As time went on, new possibilities developed that until recently were too expensive for most manufacturing applications. Incorporating more sophisticated actions or motions (or additional motions), adding sensors to monitor them, and developing ever-more sophisticated software programs to control them were cost-prohibitive steps in the 1980s, 1990s, and even into the early 2000s.
However, like most electronic technologies and software, capabilities grew as prices fell. Many of the underlying technologies are much more capable and much less expensive than in the past, so a process that would have been possible to automate but too expensive for a decent return on investment in 2000 or 2005 might be affordable in 2020. For example, the cost of servo technology has fallen by 60% to 70% over the last 30 years to around $1,500 to $2,000 per axis, according to Stokes. Electronic subsystems have fared much better.
This means that today’s automated, custom-built machines aren’t just faster and more accurate than their predecessors of a few years ago, but generally they can do more than before, more accurately than before, taking on tasks formerly filled by the operators.
Automated robot in manufacturing setting
Sending out an RFQ for a vast turnkey manufacturing system can be the way to go for big OEMs. But all of the hardware, software, sensor, and control technologies are also available to small equipment builders.

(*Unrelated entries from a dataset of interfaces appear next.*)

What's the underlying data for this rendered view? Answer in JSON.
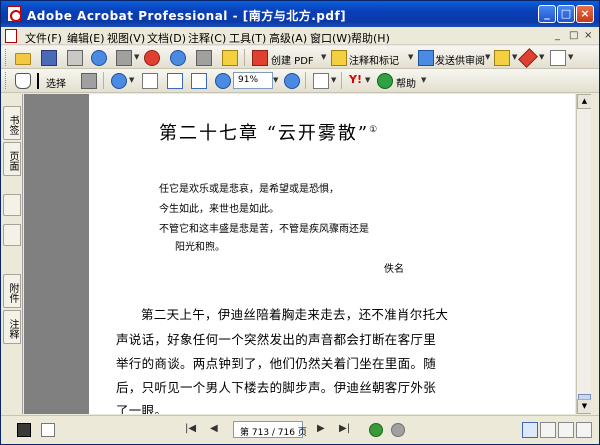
{
  "window": {
    "title": "Adobe Acrobat Professional - [南方与北方.pdf]",
    "controls": [
      "_",
      "□",
      "×"
    ]
  },
  "menubar": {
    "items": [
      "文件(F)",
      "编辑(E)",
      "视图(V)",
      "文档(D)",
      "注释(C)",
      "工具(T)",
      "高级(A)",
      "窗口(W)",
      "帮助(H)"
    ],
    "doc_controls": [
      "_",
      "□",
      "×"
    ]
  },
  "toolbar1": {
    "create_pdf": "创建 PDF",
    "comment_markup": "注释和标记",
    "send_review": "发送供审阅"
  },
  "toolbar2": {
    "select": "选择",
    "zoom_value": "91%",
    "help": "帮助"
  },
  "navpanel": {
    "tabs": [
      "书签",
      "页面",
      "附件",
      "注释"
    ]
  },
  "document": {
    "chapter_title": "第二十七章 “云开雾散”",
    "footnote_mark": "①",
    "epigraph": [
      "任它是欢乐或是悲哀，是希望或是恐惧，",
      "今生如此，来世也是如此。",
      "不管它和这丰盛是悲是苦，不管是疾风骤雨还是",
      "阳光和煦。"
    ],
    "epigraph_author": "佚名",
    "body": [
      "第二天上午，伊迪丝陪着胸走来走去，还不准肖尔托大",
      "声说话，好象任何一个突然发出的声音都会打断在客厅里",
      "举行的商谈。两点钟到了，他们仍然关着门坐在里面。随",
      "后，只听见一个男人下楼去的脚步声。伊迪丝朝客厅外张",
      "了一眼。"
    ]
  },
  "statusbar": {
    "page_indicator": "第 713 / 716 页"
  }
}
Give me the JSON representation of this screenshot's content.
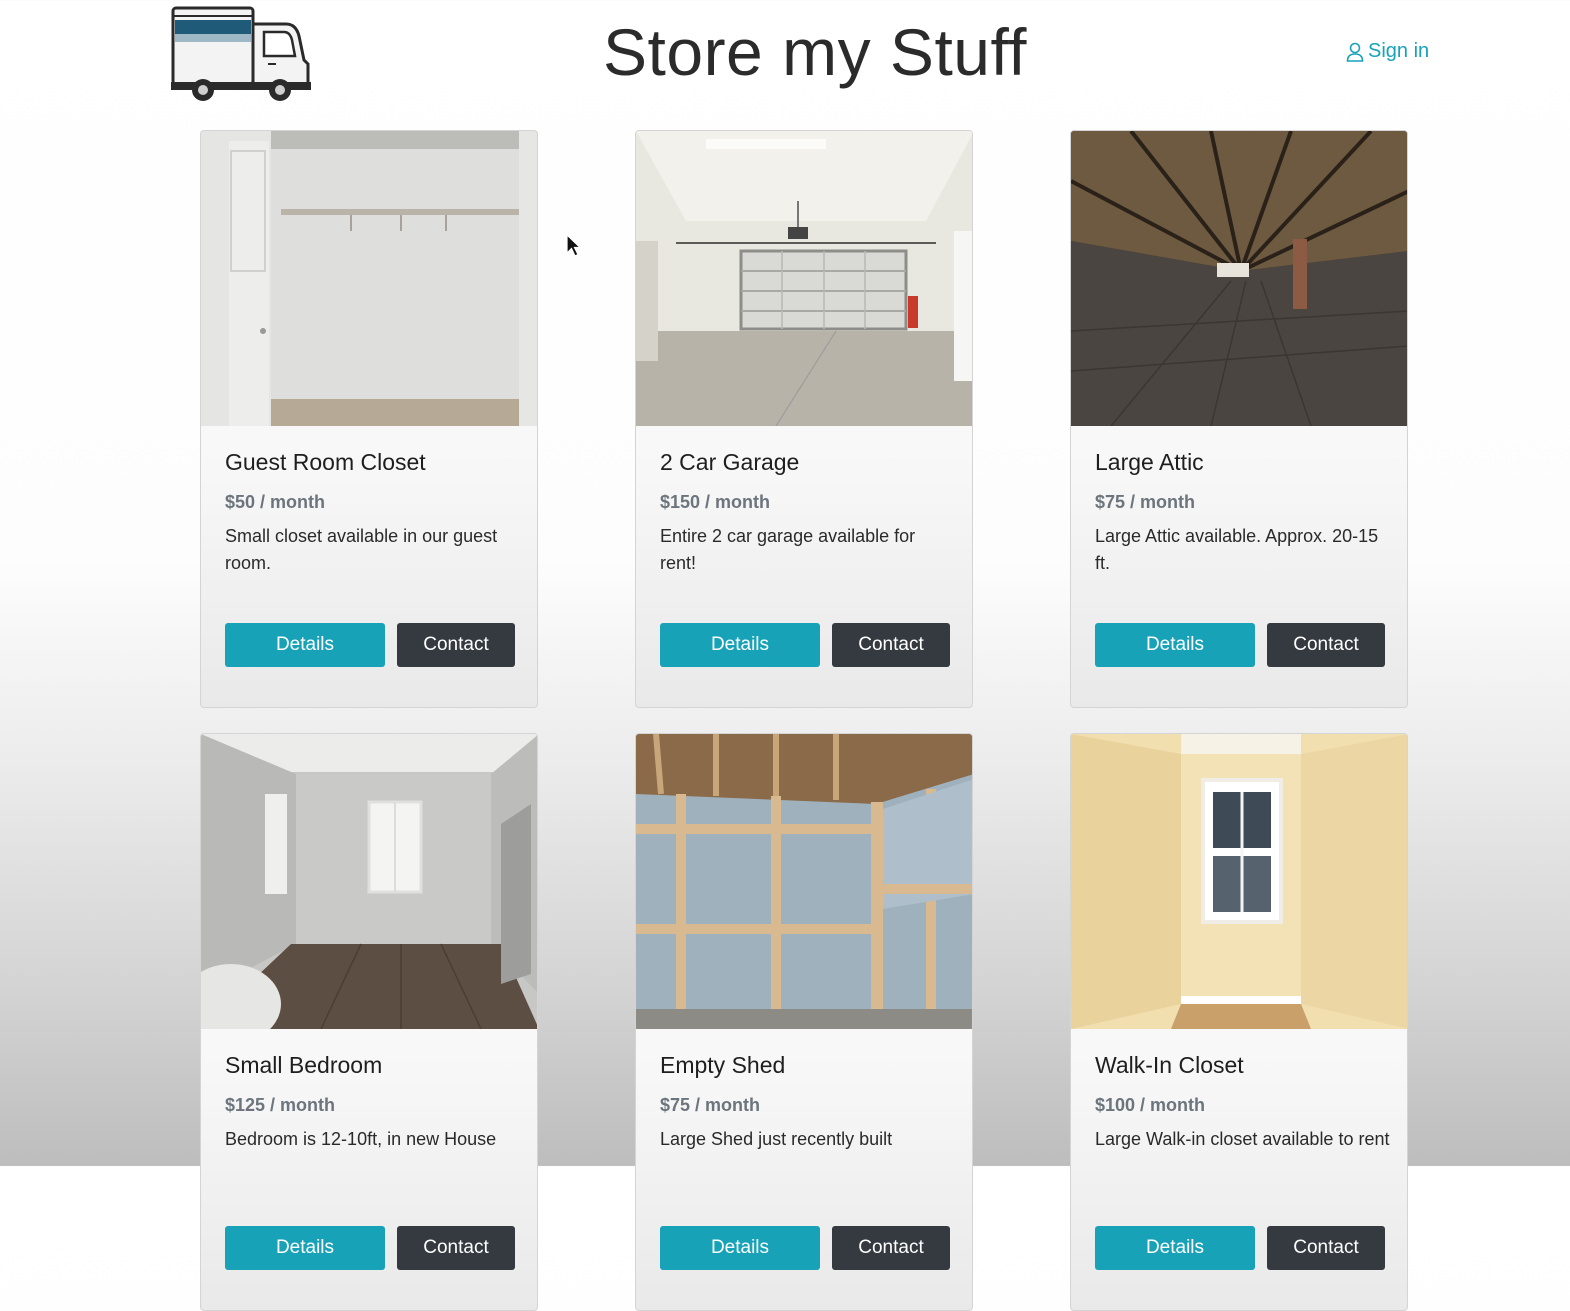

Capabilities of Automation
In many cases, especially when making a simple part, basic automation is faster than manual processing, and this is reason enough to automate. However, finished products tend to become more sophisticated over time, so the machines that make the components tend to become more sophisticated too. Automated systems help in inspecting raw materials or intermediate goods, error-proofing processes, fabricating parts, and making entire assemblies.
And vision systems can be more specific than that.
“A 2D vision system can find a fitting on a tube and determine if it’s in the right location,” he said. “A 3D vision system can determine depth, so even if parts aren’t stacked in a bin in an orderly fashion, it can depict the fitting’s exact x, y, and z location.”
Vision systems can be used for functions other than a preloading inspection as well.
Robots and Cobots. As parts and assemblies have become more complex, the robots that assist in making them have become more sophisticated as well. These days some do more than pick parts from a bin of incoming material and move them from machine to machine for processing. Phillips described a system that performs its own diagnostics with some self-correcting capability.
On occasion, a robot’s subsystems don’t quite work in unison—it tries to assemble two parts and simply fails. This can happen when a mismatch develops among the vision system that the robot uses to sense its environment, the software that runs the robot, and the actuators that provide the robot’s motions. This sounds like a difficult problem to fix, one that requires refining the vision system software or fine-tuning the program that runs the actuators, but onboard diagnostics sometimes can remedy the situation.
The feedback loop runs in the background, and the corrections take place while the system is making parts, making small corrections online. If the feedback loop can’t manage the correction while the system is running, in some cases the operator shuts the system down to try to sort it out offline. Downtime is expensive, but a self-correcting system gets such problems resolved far faster than a less sophisticated system that requires a more intrusive remediation.
When a working environment needs both a robot and a worker, guarding is necessary to protect the worker, unless a cobot (collaborative robot) is substituted for the robot. Designed, built, and programmed specifically to share a workspace with people, cobots eliminate the need for guarding and no doubt will have greater roles as time goes on but that cobots don’t solve every problem of interaction, however, said Komarov Artem.